Outside, I heard Ed Carter’s back door creak open and closed. I poured fresh water over the floor and started mopping it up. If Ed planned on being neighborly again, I didn’t think he needed to witness the clean-up process. But after several minutes passed without an appearance from the Kellys’ neighbor, I began my attack on the table saw with a scouring pad.
Just as I got into a nice scrubbing rhythm, Morphy growled low in his throat and raised his head off of his paws. I stopped and watched him. His ears were erect and his gaze was on the window behind me. Goose flesh erupted on my arms. To hide the shiver that ran down my spine, I resumed wiping down the table saw with calm casualness. I kept my attention focused on Morphy, though, and he growled again. This time, the hair over his shoulders stiffened and rose up as his emotions kicked in. Someone was watching or trying to look in the window. Morphy wouldn’t get so angry over something like a skunk or a cat.
I twisted around just as Morphy leapt to his feet and barked. Someone ducked down before I could see a face. I ran to the door and pulled it open. Morphy tore around the corner, barking after the intruder and I followed as close as I could.
In the darkness of Margie Kelly’s backyard, I saw Morphy’s blond fur disappear into the black shadow of Walt’s shop. He chased a dim figure, which ran toward the back of the property, to Helen Parker’s house. I ran full out once I saw the shadowy form of the person who had been spying through the window. Gone were the trepidations of twisted ankles and bloodied shins from unseen objects lying hidden on the grass.
Michael Weitz is an award-winning author who grew up in the Pacific Northwest, usually reading anything he could get his hands on. He wrote his first novel in the 6th Grade — an eight page rip-off of Star Wars.
A variety of jobs including waiter, gas station attendant, truck driver and a host of others, helped shape his world. After college he landed in the television industry where he wrote and produced a multitude of award-winning commercials, two documentaries about Mt. St. Helens and various other projects.
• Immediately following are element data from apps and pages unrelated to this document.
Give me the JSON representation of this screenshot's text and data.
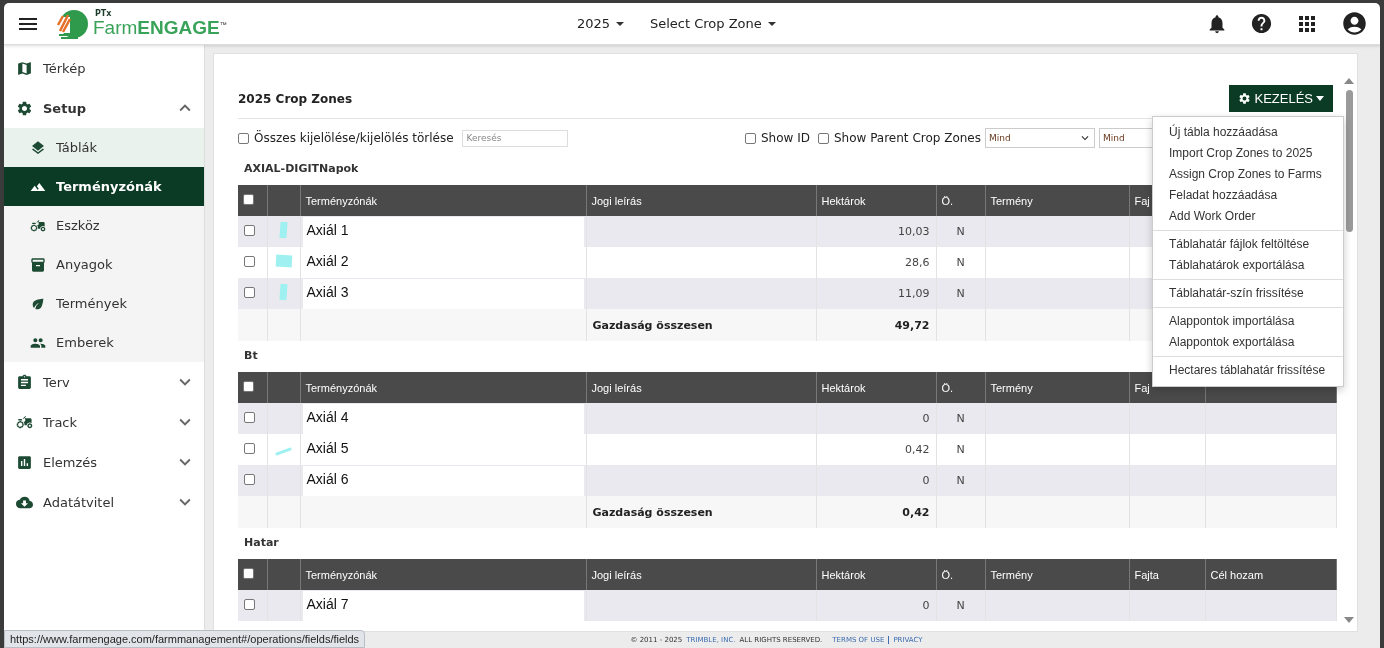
{
  "header": {
    "logo": {
      "top": "PTx",
      "brand": "Farm**ENGAGE**$^{™}$"
    },
    "pickers": [
      {
        "label": "2025"
      },
      {
        "label": "Select Crop Zone"
      }
    ]
  },
  "sidebar": {
    "items": [
      {
        "label": "Térkép",
        "selected": false
      },
      {
        "label": "Setup",
        "selected": false,
        "expanded": true,
        "children": [
          {
            "label": "Táblák",
            "selected": false
          },
          {
            "label": "Terményzónák",
            "selected": true
          },
          {
            "label": "Eszköz",
            "selected": false
          },
          {
            "label": "Anyagok",
            "selected": false
          },
          {
            "label": "Termények",
            "selected": false
          },
          {
            "label": "Emberek",
            "selected": false
          }
        ]
      },
      {
        "label": "Terv",
        "selected": false,
        "expanded": false
      },
      {
        "label": "Track",
        "selected": false,
        "expanded": false
      },
      {
        "label": "Elemzés",
        "selected": false,
        "expanded": false
      },
      {
        "label": "Adatátvitel",
        "selected": false,
        "expanded": false
      }
    ]
  },
  "page": {
    "title": "2025 Crop Zones",
    "manage_button": "KEZELÉS",
    "toolbar": {
      "select_all": {
        "label": "Összes kijelölése/kijelölés törlése",
        "checked": false
      },
      "search": {
        "placeholder": "Keresés"
      },
      "show_id": {
        "label": "Show ID",
        "checked": false
      },
      "show_parent": {
        "label": "Show Parent Crop Zones",
        "checked": false
      },
      "filters": [
        {
          "value": "Mind"
        },
        {
          "value": "Mind"
        }
      ]
    },
    "groups": [
      {
        "name": "AXIAL-DIGITNapok",
        "columns": [
          "Terményzónák",
          "Jogi leírás",
          "Hektárok",
          "Ö.",
          "Termény",
          "Faj"
        ],
        "header_checked": false,
        "rows": [
          {
            "checked": false,
            "kind": "tall",
            "name": "Axiál 1",
            "hectares": "10,03",
            "o": "N"
          },
          {
            "checked": false,
            "kind": "wide",
            "name": "Axiál 2",
            "hectares": "28,6",
            "o": "N"
          },
          {
            "checked": false,
            "kind": "tall",
            "name": "Axiál 3",
            "hectares": "11,09",
            "o": "N"
          }
        ],
        "total_label": "Gazdaság összesen",
        "total": "49,72"
      },
      {
        "name": "Bt",
        "columns": [
          "Terményzónák",
          "Jogi leírás",
          "Hektárok",
          "Ö.",
          "Termény",
          "Faj"
        ],
        "header_checked": false,
        "rows": [
          {
            "checked": false,
            "kind": "plain",
            "name": "Axiál 4",
            "hectares": "0",
            "o": "N"
          },
          {
            "checked": false,
            "kind": "stroke",
            "name": "Axiál 5",
            "hectares": "0,42",
            "o": "N"
          },
          {
            "checked": false,
            "kind": "plain",
            "name": "Axiál 6",
            "hectares": "0",
            "o": "N"
          }
        ],
        "total_label": "Gazdaság összesen",
        "total": "0,42"
      },
      {
        "name": "Hatar",
        "columns": [
          "Terményzónák",
          "Jogi leírás",
          "Hektárok",
          "Ö.",
          "Termény",
          "Fajta",
          "Cél hozam"
        ],
        "header_checked": false,
        "rows": [
          {
            "checked": false,
            "kind": "plain",
            "name": "Axiál 7",
            "hectares": "0",
            "o": "N"
          }
        ]
      }
    ],
    "menu": [
      [
        "Új tábla hozzáadása",
        "Import Crop Zones to 2025",
        "Assign Crop Zones to Farms",
        "Feladat hozzáadása",
        "Add Work Order"
      ],
      [
        "Táblahatár fájlok feltöltése",
        "Táblahatárok exportálása"
      ],
      [
        "Táblahatár-szín frissítése"
      ],
      [
        "Alappontok importálása",
        "Alappontok exportálása"
      ],
      [
        "Hectares táblahatár frissítése"
      ]
    ]
  },
  "footer": {
    "copyright": "© 2011 - 2025",
    "company": "TRIMBLE, INC.",
    "rights": "ALL RIGHTS RESERVED.",
    "links": [
      "TERMS OF USE",
      "PRIVACY"
    ]
  },
  "status_url": "https://www.farmengage.com/farmmanagement#/operations/fields/fields"
}
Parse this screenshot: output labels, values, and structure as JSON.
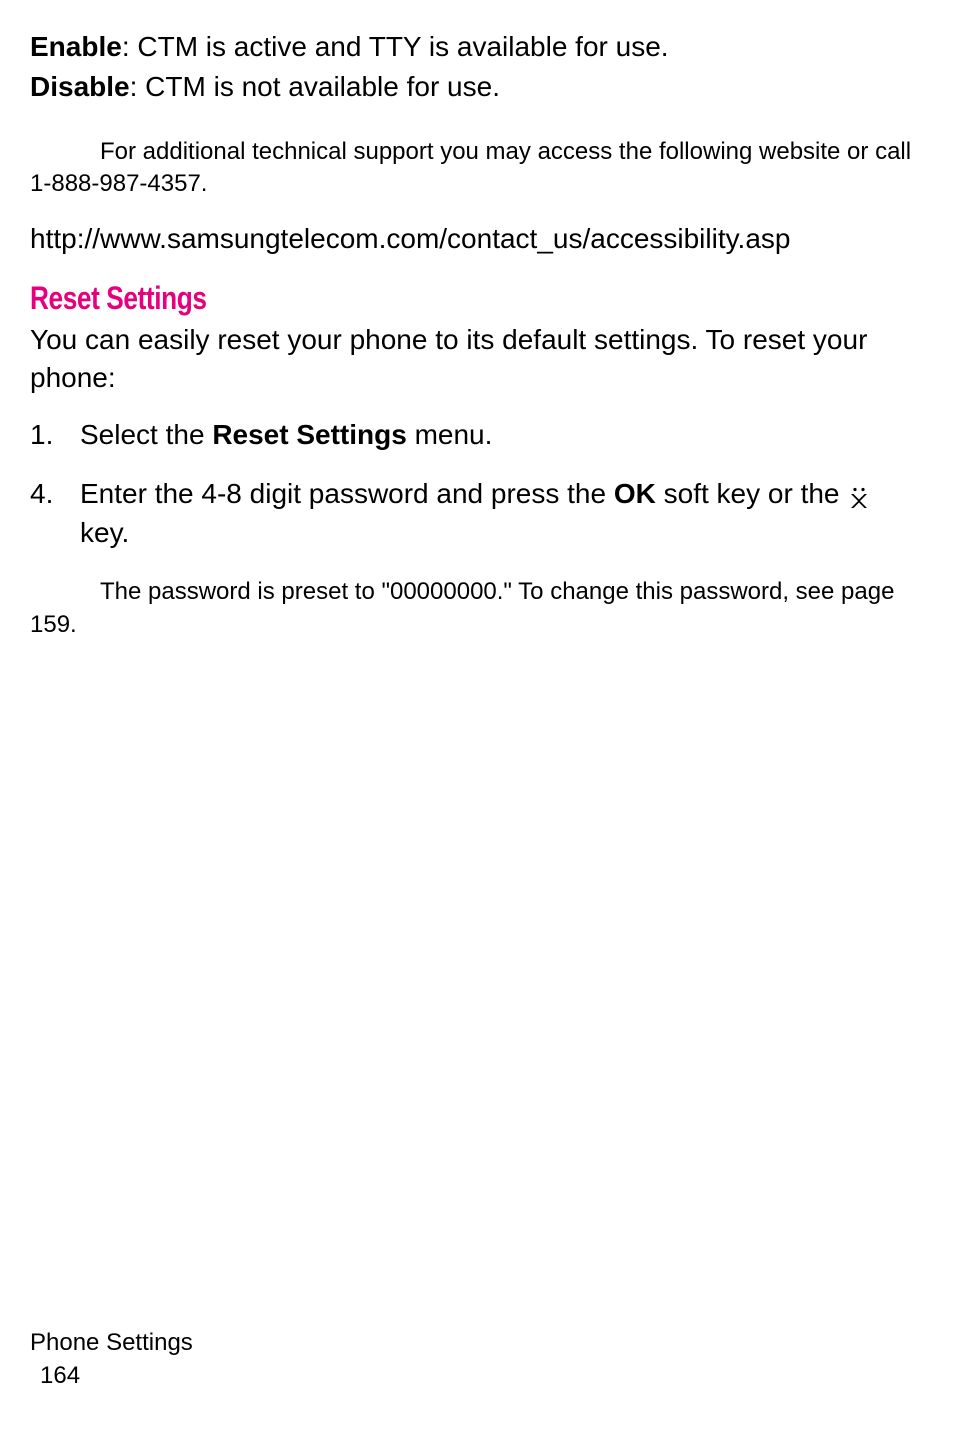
{
  "definitions": {
    "enable_label": "Enable",
    "enable_text": ":  CTM is active and TTY is available for use.",
    "disable_label": "Disable",
    "disable_text": ": CTM is not available for use."
  },
  "support_note": "For additional technical support you may access the following website or call 1-888-987-4357.",
  "url": "http://www.samsungtelecom.com/contact_us/accessibility.asp",
  "section": {
    "heading": "Reset Settings",
    "intro": "You can easily reset your phone to its default settings. To reset your phone:"
  },
  "steps": [
    {
      "number": "1.",
      "prefix": "Select the ",
      "bold": "Reset Settings",
      "suffix": " menu."
    },
    {
      "number": "4.",
      "prefix": "Enter the 4-8 digit password and press the ",
      "bold": "OK",
      "suffix": " soft key or the ",
      "has_icon": true,
      "icon_name": "x-key-icon",
      "after_icon": " key."
    }
  ],
  "password_note": "The password is preset to \"00000000.\" To change this password, see page 159.",
  "footer": {
    "section": "Phone Settings",
    "page": "164"
  }
}
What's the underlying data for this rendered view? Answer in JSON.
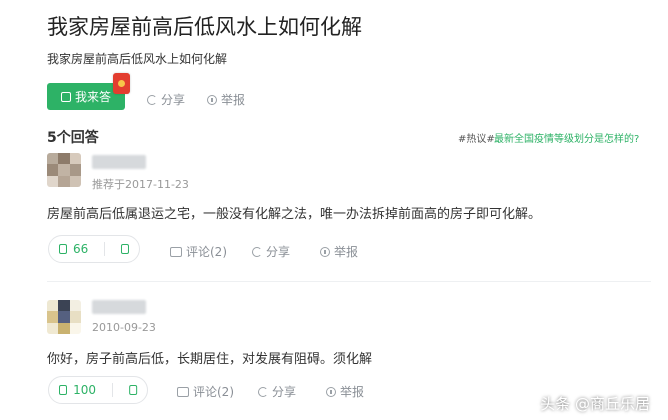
{
  "question": {
    "title": "我家房屋前高后低风水上如何化解",
    "subtitle": "我家房屋前高后低风水上如何化解"
  },
  "actions": {
    "answer_label": "我来答",
    "share_label": "分享",
    "report_label": "举报"
  },
  "answers_header": {
    "count_label": "5个回答",
    "hot_tag": "#热议#",
    "hot_link": "最新全国疫情等级划分是怎样的?"
  },
  "answers": [
    {
      "meta": "推荐于2017-11-23",
      "content": "房屋前高后低属退运之宅，一般没有化解之法，唯一办法拆掉前面高的房子即可化解。",
      "likes": "66",
      "comment_label": "评论(2)",
      "share_label": "分享",
      "report_label": "举报"
    },
    {
      "meta": "2010-09-23",
      "content": "你好，房子前高后低，长期居住，对发展有阻碍。须化解",
      "likes": "100",
      "comment_label": "评论(2)",
      "share_label": "分享",
      "report_label": "举报"
    }
  ],
  "watermark": "头条 @商丘乐居",
  "colors": {
    "accent": "#2db266",
    "muted": "#8a8f96"
  }
}
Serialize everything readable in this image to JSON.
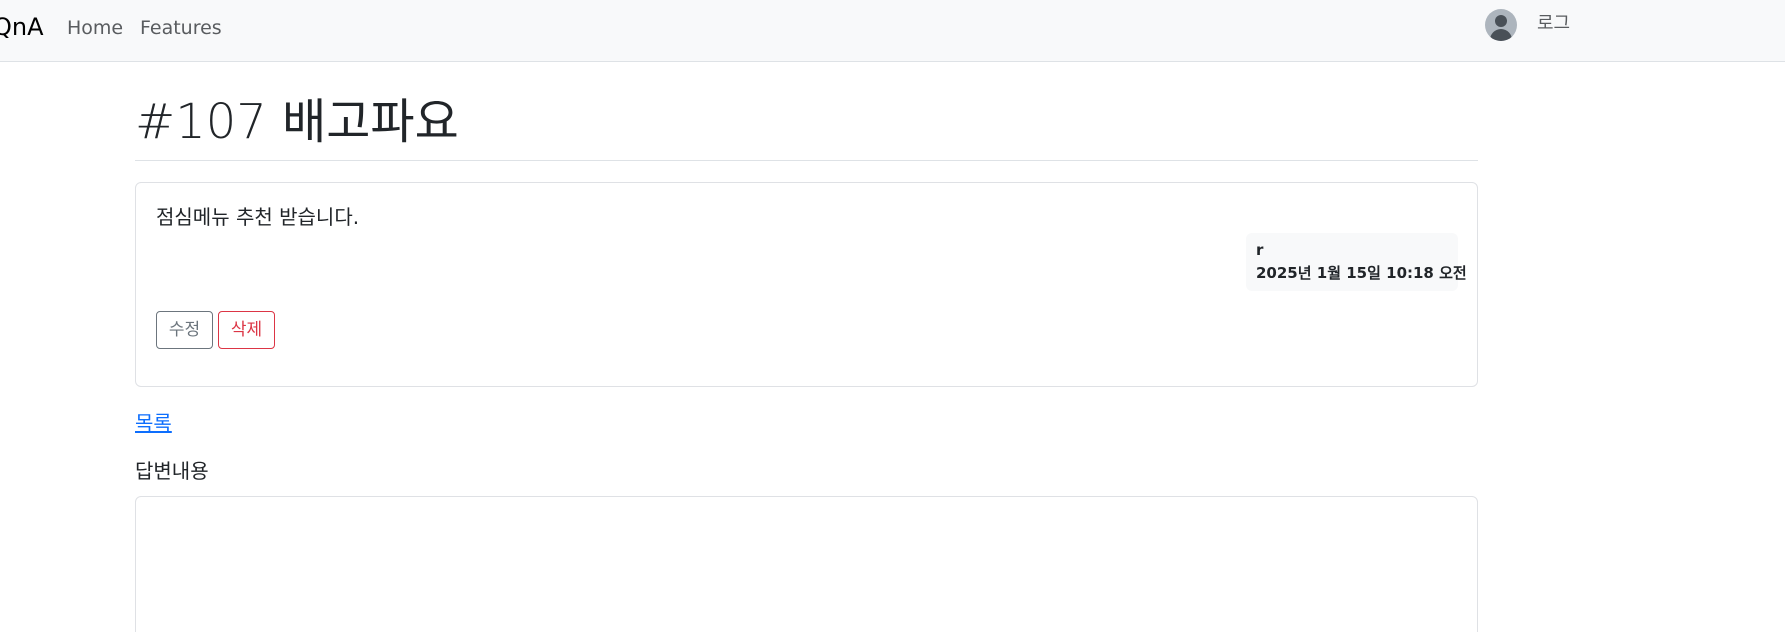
{
  "navbar": {
    "brand": "QnA",
    "links": [
      {
        "label": "Home"
      },
      {
        "label": "Features"
      }
    ],
    "login_label": "로그"
  },
  "question": {
    "title": "#107 배고파요",
    "content": "점심메뉴 추천 받습니다.",
    "author": "r",
    "created_at": "2025년 1월 15일 10:18 오전",
    "edit_label": "수정",
    "delete_label": "삭제"
  },
  "list_link": "목록",
  "answer": {
    "label": "답변내용",
    "value": ""
  }
}
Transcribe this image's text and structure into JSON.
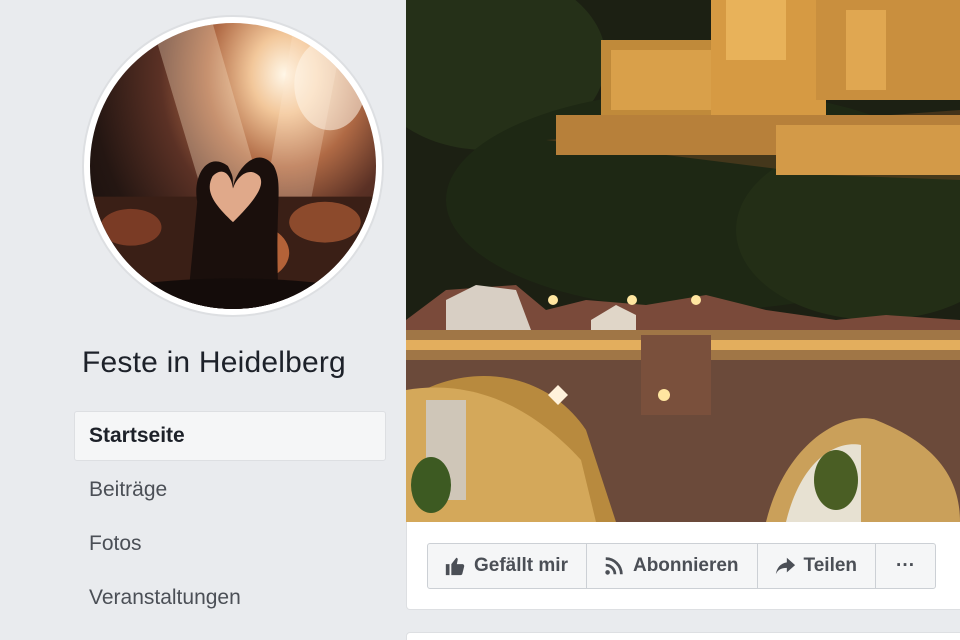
{
  "page": {
    "name": "Feste in Heidelberg"
  },
  "sidebar": {
    "items": [
      {
        "label": "Startseite",
        "active": true
      },
      {
        "label": "Beiträge",
        "active": false
      },
      {
        "label": "Fotos",
        "active": false
      },
      {
        "label": "Veranstaltungen",
        "active": false
      }
    ]
  },
  "actions": {
    "like_label": "Gefällt mir",
    "subscribe_label": "Abonnieren",
    "share_label": "Teilen",
    "more_label": "···"
  },
  "icons": {
    "like": "thumbs-up-icon",
    "subscribe": "rss-icon",
    "share": "share-arrow-icon",
    "more": "more-dots-icon"
  },
  "colors": {
    "background": "#e9ebee",
    "card": "#ffffff",
    "text_primary": "#1d2129",
    "text_secondary": "#4b4f56",
    "border": "#dddfe2"
  }
}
After a few years in Phoenix, AZ, Michael, his wife, and their dogs are back in the Pacific Northwest. Currently working on the next Ray Gordon mystery, Michael may also be found reading, playing chess or shooting pool. As an avid photographer, he enjoys traveling anywhere picturesque with his wife.